Tonsil Stones – What Causes Them, How They Develop, and How You Can Prevent Them
Tonsil Stones are a common type of oral disease. If they aren’t treated, they can cause serious problems. Thankfully, there are treatment options that are available for these kinds of issues. Find out more about the causes, how they develop and how you can prevent them.
Tonsil stones are a collection of calcified material. These tiny clumps can be yellow or white in color and can vary in size and shape. Although they are difficult to spot, they can cause many unpleasant symptoms.
Tonsil stones are caused by bacteria that accumulate in the pockets of the tonsils. When these bacteria are left untreated, they can lead to an oral infection. Tooth decay can also be caused by these bacteria.
Normally, the tonsils act as filters to trap and remove germs in the mouth. Some conditions, such as strep throat, can increase the number of germs in your mouth. The tonsils can become swollen or inflamed. This can make it more difficult for the tonsils and mucus to filter out food.
Tonsillectomy is a surgical procedure that can be performed if you have persistent problems with your tonsils. In the meantime, you can take steps to prevent tonsil problems. You can also talk to your doctor to find out more about your options.
If you notice that you have chronic bad breath, you may have tonsil stones. These small hard deposits are formed by bacteria and debris. These hard deposits can form in the tonsils’ crevices and can lead to infections.
To prevent tonsil stones, brush your teeth after every meal and floss regularly. Use an alcohol-free mouthwash to rinse. To get rid of plaque or other debris, you can use a water flosser.
A physical exam should help you determine if you have a tonsilstone. A dentist or otolaryngologist can detect the presence of these particles in your mouth.

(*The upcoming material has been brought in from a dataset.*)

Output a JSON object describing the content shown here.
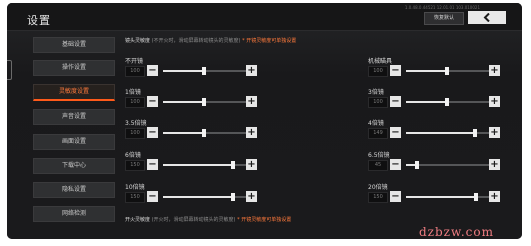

A medical professional can then recommend a treatment plan.
The appropriate treatment will depend on the size and pain of your tonsil stone. Large stones can sometimes be removed with surgery. You may be able remove a larger, more hard stone with a cotton swab, or a dental pick.
There are many treatment options
Tonsil stones are a common health condition. Tonsil stones are caused by food debris, mucus, and other substances getting stuck in the tonsils. They can cause bad breath and bleeding, sore throat, and other problems. However, they are not contagious.
There are many options for treating tonsil stones symptoms. These include natural and surgical procedures. You might also consider home remedies. These are simple to do and can prove effective.
Using a mouthwash with neutralizing bacteria can help dislodge tonsil stones. However, it’s important to avoid mouthwashes with alcohol. You could end up worsening your condition if you use the wrong kind of mouthwash.
If you have tonsil stones that are too large to be removed by a mouthwash, you might consider surgical treatment. Some of the options available to you are laser tonsil cryptolysis and tonsillectomy.
Tonsillectomy is an outpatient procedure that is performed under general anesthesia. It is an effective treatment for chronic tonsillitis and can prevent the possibility of developing tonsil stones in the future.
Tonsil stones may form in your throat as tiny, whitish particles. They can cause soreness and inflammation in your throat, as well as bad breath. The best way to prevent tonsil stones is to practice proper oral hygiene.
Tonsil stones can occur at any age. But they are most common in adults. They can be removed by regular flossing and brushing. You can also gargle with warm salt water regularly. You should avoid smoking, carbonated drinks and sugary foods.
It is a good idea for your teeth to be checked at least once per year. Your dentist can examine your tonsils to determine if they are causing problems. If your dentist deems them to be a problem, he or she may recommend getting them removed.
Tonsil stones are usually caused by poor oral hygiene. Brush your teeth at least twice daily. Use a non-alcohol mouthwash to rinse your teeth.